Nearly a decade ago, my firm purchased a smartphone for me and so began my brush with screen addiction. The phone was great because I could correspond with clients instantaneously and had a mini-computer with me at all times. Soon, I was checking my phone all the time: I would wake up in the morning to check my emails, I would drive while typing out text messages; and I would even check my phone in the middle of the night.
Over time, the technology became easier, faster and more interesting. I was not present in my relationships and my friends and family started joking about my “crackberry”. I would justify my habit by saying “I am working” but I was also wasting time on the internet, social media and playing games at the expense of my personal relationships. What I did not realize was that my family and friend were right; I was experiencing an addictive behaviour.
Every time, I checked my phone, my brain would get a hit of dopamine. Dopamine is a neurotransmitter associated with pleasure, learning and memory. It interacts with another neurotransmitter called glutamate which is associated with reward based learning. At a very basic level, these two neurotransmitters cause the brain to associate the pleasure with the activity and seek out the source of pleasure. Evolutionarily this works well for humans when looking for water in the desert but not so great when you end up binge watching Netflix.
I was also using the phone to cope with my stress which in turn was causing more stress because I was plugged into work 24/7. I was in constant fight or flight mode and I gave my brain no time or space to relax. My ability to effectively communicate and think analytically was diminished even though I was not aware of it. When I started to realize my relationships were suffering and I was anxious all the time, I severely cut down on my technology use. Although I have been known to “slip” occasionally, I no longer check my emails or texts during the middle of the night and can put my phone away without feeling anxious.
1. Turn off the Beeps and Notifications. Beeps and notifications make you want to check your phone. You are momentarily distracted with the person you are connecting with, the work you are doing or the vehicle you are driving. Dr. Catherine Steiner-Adair author of The Big Disconnect explains the “many moments of disruption” that interrupt our conversations or interactions such as the sound of a “ping!” have a profound effect on our relationships. We abandon people in conversation and do not connect with as much depth and openness. Turning off your notifications allows you to give your full attention to what you are doing and be present with the person you are connecting with.
2. Screen Free Times. In her book, Dr. Steiner-Adair suggests that families negotiate screen free times. Some of her examples of screen free times are while driving and during meal times. Her suggestions make a lot of sense for safety reasons and relationship reasons. One of the most important times we connect with another person is over a meal or coffee break. Put your phones away or put them on silent when you are in conversation with another person. Resist the urge to go on the internet to search for something you want to know or replying to a text that just came in. You may get waylaid by something you find interesting and spend more time on your smartphone than you anticipated.

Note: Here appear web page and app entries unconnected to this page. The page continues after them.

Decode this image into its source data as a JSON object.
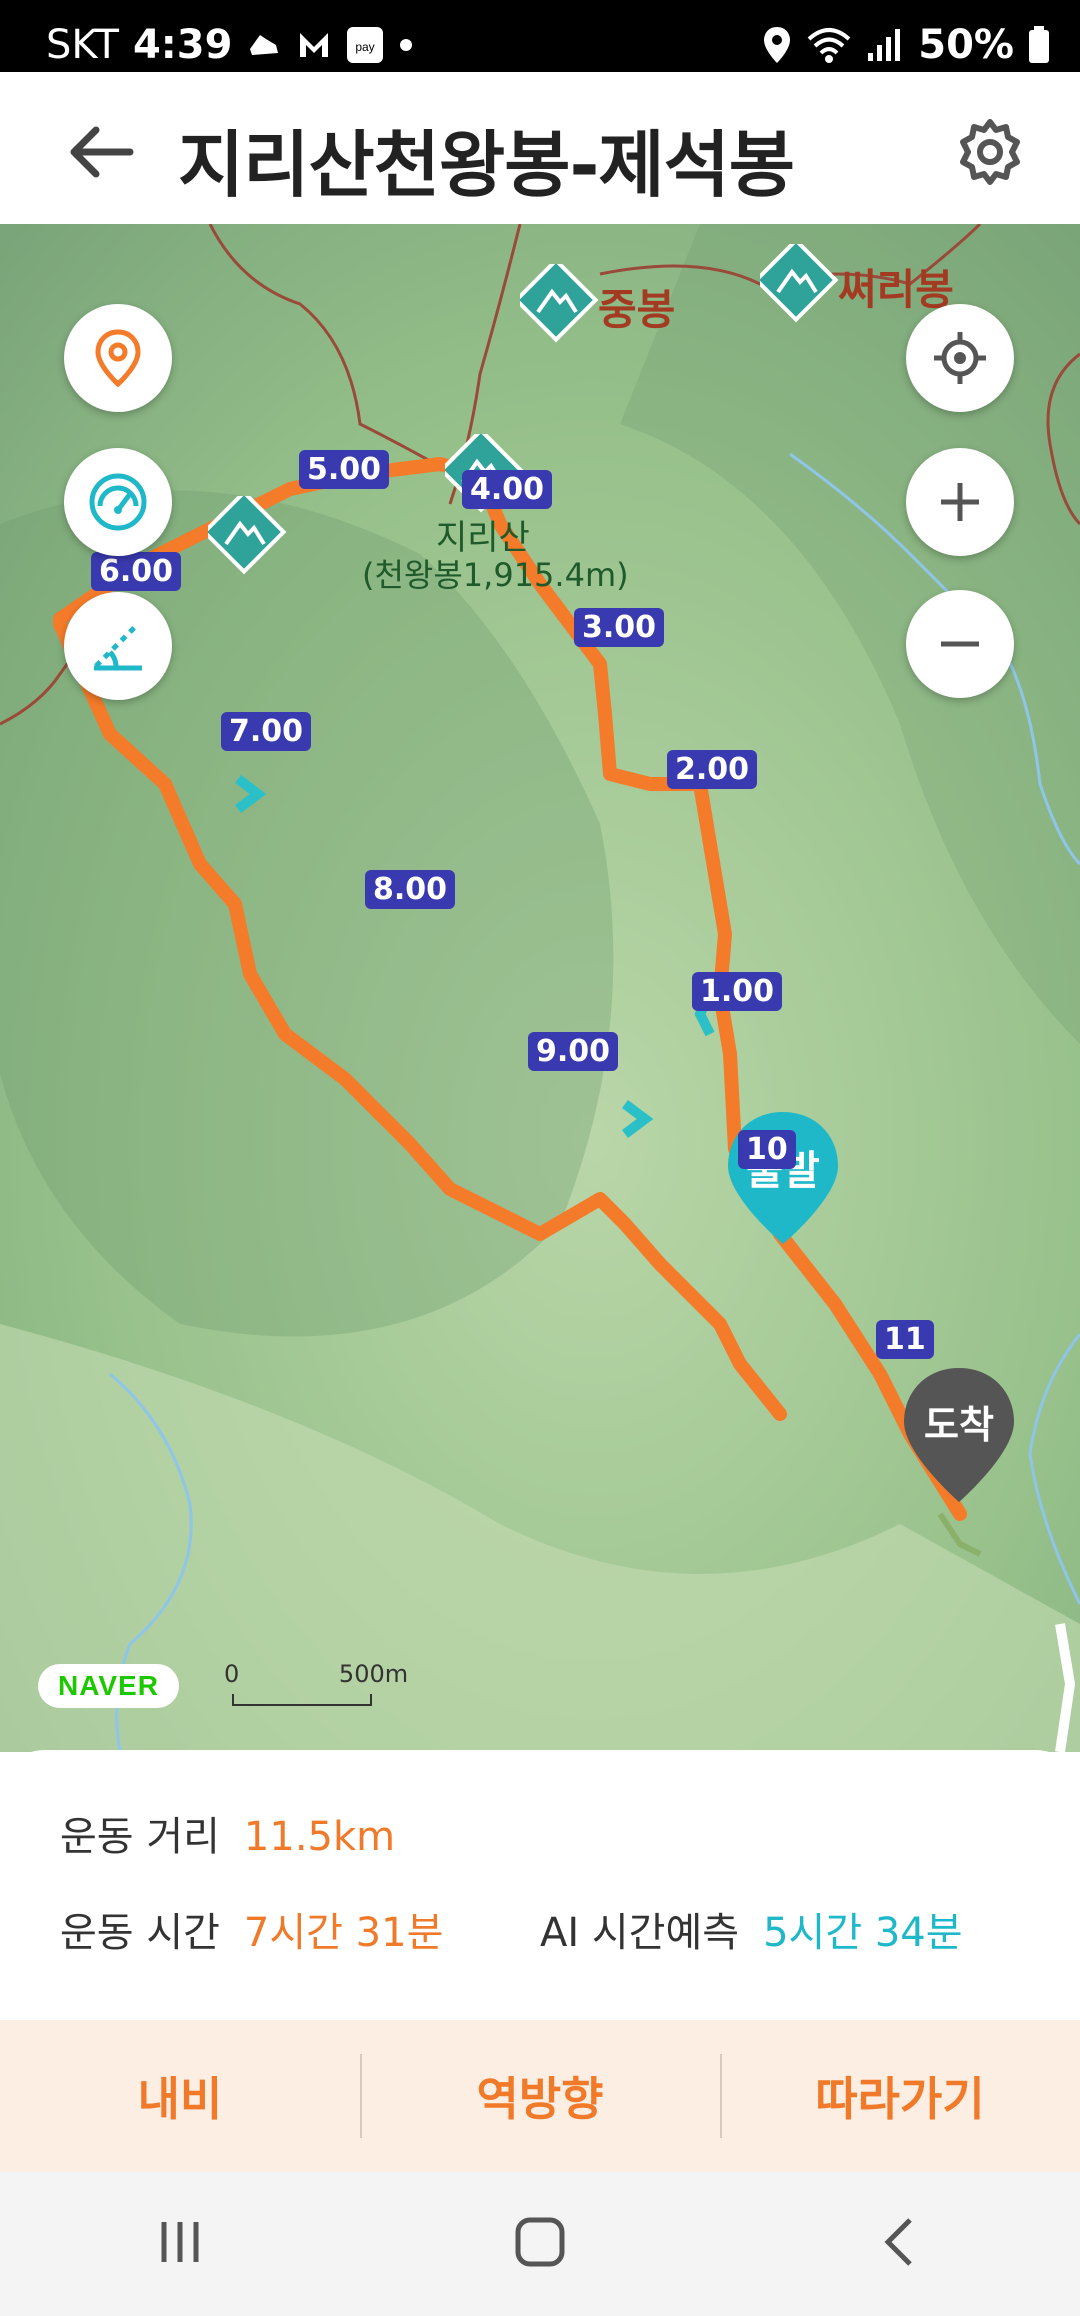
{
  "status_bar": {
    "carrier": "SKT",
    "time": "4:39",
    "battery": "50%"
  },
  "header": {
    "title": "지리산천왕봉-제석봉",
    "back_icon": "arrow-left-icon",
    "settings_icon": "gear-icon"
  },
  "map": {
    "peaks": [
      {
        "name": "중봉"
      },
      {
        "name": "써리봉"
      },
      {
        "name": "지리산",
        "sub": "(천왕봉1,915.4m)"
      }
    ],
    "km_markers": [
      "1.00",
      "2.00",
      "3.00",
      "4.00",
      "5.00",
      "6.00",
      "7.00",
      "8.00",
      "9.00",
      "10",
      "11"
    ],
    "start_label": "출발",
    "end_label": "도착",
    "naver_logo": "NAVER",
    "scale": {
      "zero": "0",
      "label": "500m"
    },
    "route_color": "#f47b2a"
  },
  "stats": {
    "distance_label": "운동 거리",
    "distance_value": "11.5km",
    "time_label": "운동 시간",
    "time_value": "7시간 31분",
    "ai_label": "AI 시간예측",
    "ai_value": "5시간 34분"
  },
  "actions": {
    "navi": "내비",
    "reverse": "역방향",
    "follow": "따라가기"
  }
}
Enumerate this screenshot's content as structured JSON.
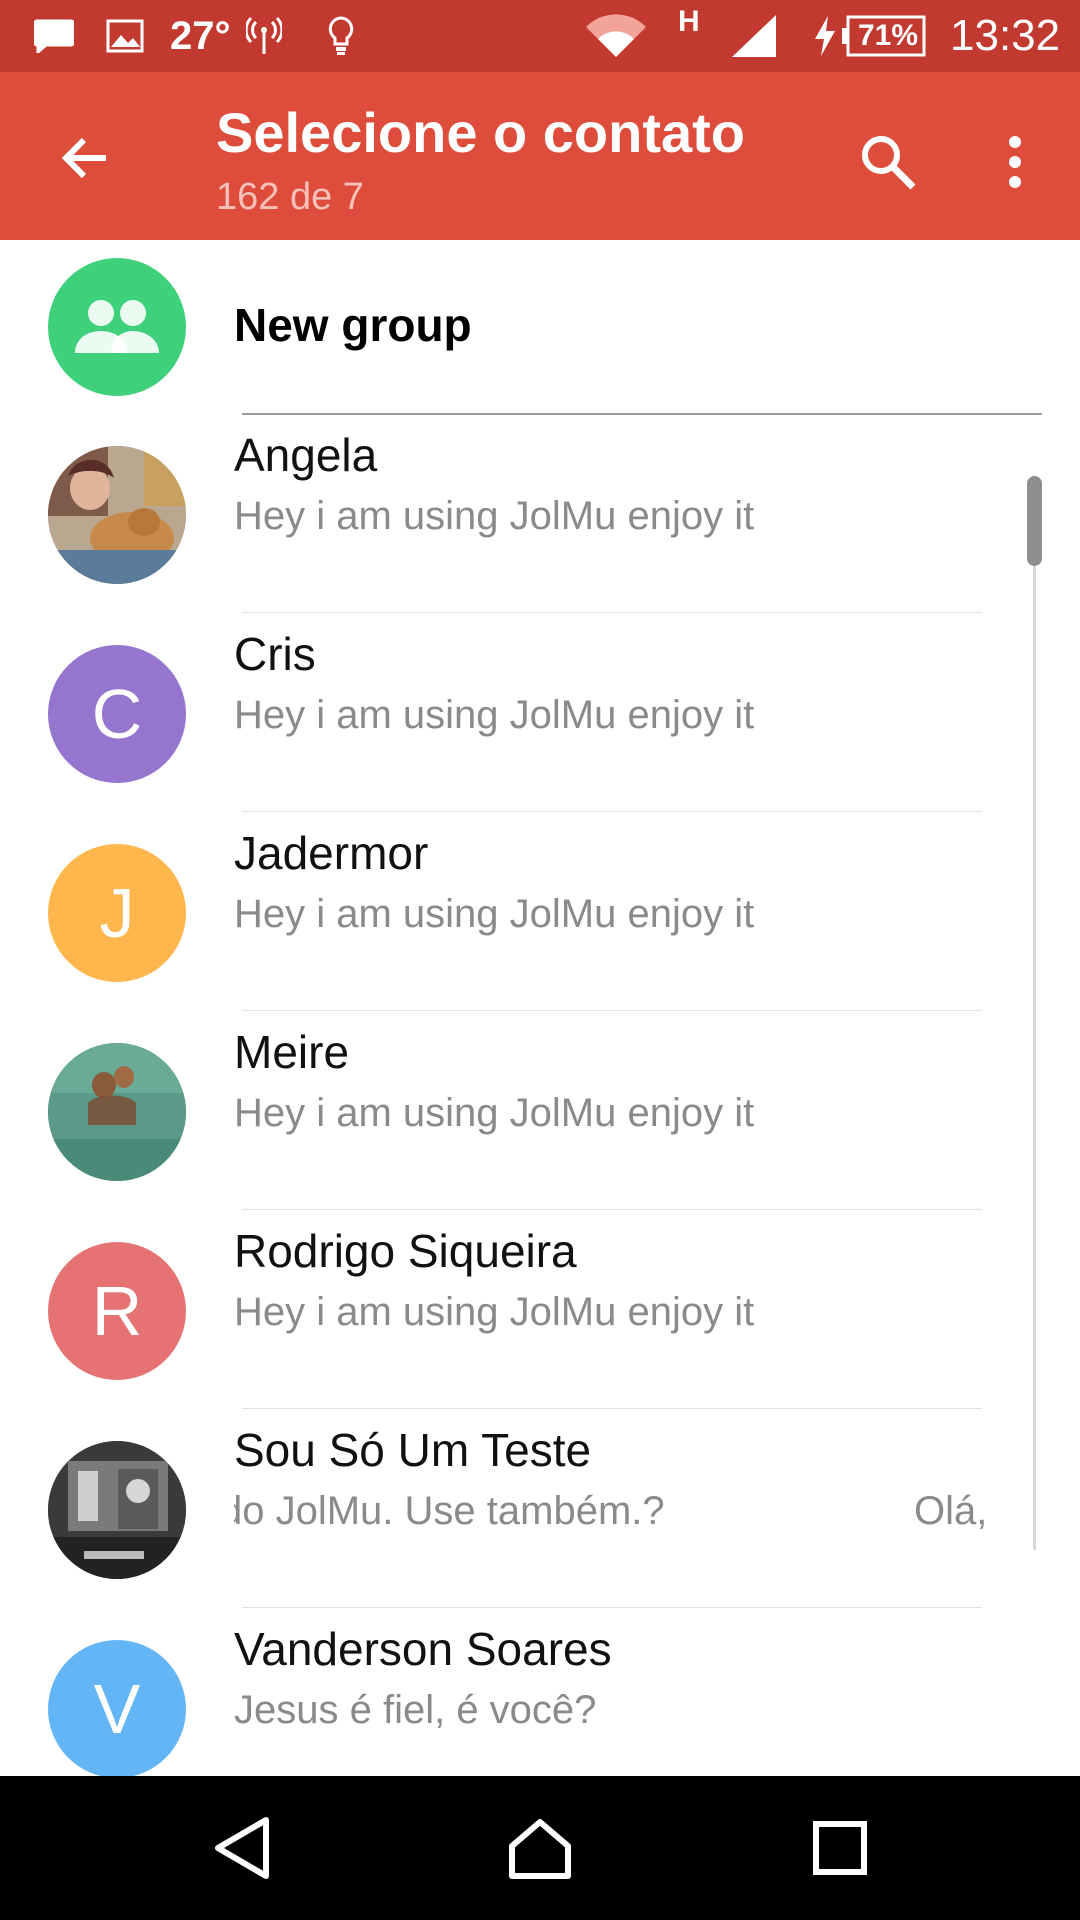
{
  "status_bar": {
    "temperature": "27°",
    "network_type": "H",
    "battery": "71%",
    "time": "13:32",
    "icons": [
      "message-icon",
      "image-icon",
      "antenna-icon",
      "bulb-icon",
      "wifi-icon",
      "signal-icon",
      "charging-icon",
      "battery-icon"
    ]
  },
  "app_bar": {
    "title": "Selecione o contato",
    "subtitle": "162 de 7",
    "background": "#de4d3c",
    "status_background": "#c1392f"
  },
  "new_group": {
    "label": "New group",
    "avatar_color": "#3fd07b"
  },
  "contacts": [
    {
      "name": "Angela",
      "status": "Hey i am using JolMu enjoy it",
      "avatar": "photo"
    },
    {
      "name": "Cris",
      "status": "Hey i am using JolMu enjoy it",
      "avatar": "initial",
      "initial": "C",
      "color": "#9575cd"
    },
    {
      "name": "Jadermor",
      "status": "Hey i am using JolMu enjoy it",
      "avatar": "initial",
      "initial": "J",
      "color": "#ffb74d"
    },
    {
      "name": "Meire",
      "status": "Hey i am using JolMu enjoy it",
      "avatar": "photo"
    },
    {
      "name": "Rodrigo Siqueira",
      "status": "Hey i am using JolMu enjoy it",
      "avatar": "initial",
      "initial": "R",
      "color": "#e57373"
    },
    {
      "name": "Sou Só Um Teste",
      "status_part1": "do JolMu. Use também.?",
      "status_part2": "Olá,",
      "avatar": "photo"
    },
    {
      "name": "Vanderson Soares",
      "status": "Jesus é fiel, é você?",
      "avatar": "initial",
      "initial": "V",
      "color": "#64b5f6"
    }
  ],
  "nav_bar": {
    "icons": [
      "back-nav-icon",
      "home-nav-icon",
      "recents-nav-icon"
    ]
  }
}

3. Practice Good Sleep Hygiene. A study by Brigham and Woman’s Hospital, found that blue light from computers, tablets and even e-readers can adversely affect sleep patterns, reduce melatonin secretion and reduce next-morning alertness. Researchers suggest that going to bed with printed material like a book or magazine is far better for your health. These findings are important in light of research suggesting that most people do not get enough sleep. Sleep deprivation leads to poor interpersonal communication and decision-making. Some studies suggest powering down any screen two hours before bed. I struggle with the two hour suggestion but try to make it a habit to have at least thirty minutes screen free time before sleeping.
4. Spend Less Time on Games. Gaming is fun and has even been shown to have some health benefits. However, if you are spending excessive amounts of time on the game and not dealing with your life, work and relationships it becomes a problem. Brain scans done on chronic gaming/internet users resemble the brains of drug addicts. They show decreased grey matter in the prefrontal cortex where executive functioning such as organizing, planning, prioritizing and impulse control occurs. Try to cut down on your video game use and you may have to delete the game to control your behaviour.
5. Monitor your Use. There are many devices like fitness monitors that track your health goals by providing biofeedback. It makes sense to have an application that provides feedback on your screen time. Fortunately, there are apps like MOMENT that set daily limits for smartphone use. It sends notifications when you go over the limit and can even force you off the device when you have exceeded limits. The makers of the application have recently created MOMENT FAMILY which tracks your family’s use of computer, phone and tablets and helps set up screen free times.
If you are having trouble reducing screen use or experiencing any behaviour you think is addictive call the Lawyers Assistance Program of British Columbia.*If you would like to speak to LAPBC counsellor on a strictly confidential basis, contact us at 604-685-2171, or 1-888-685-2171, or email@example.com.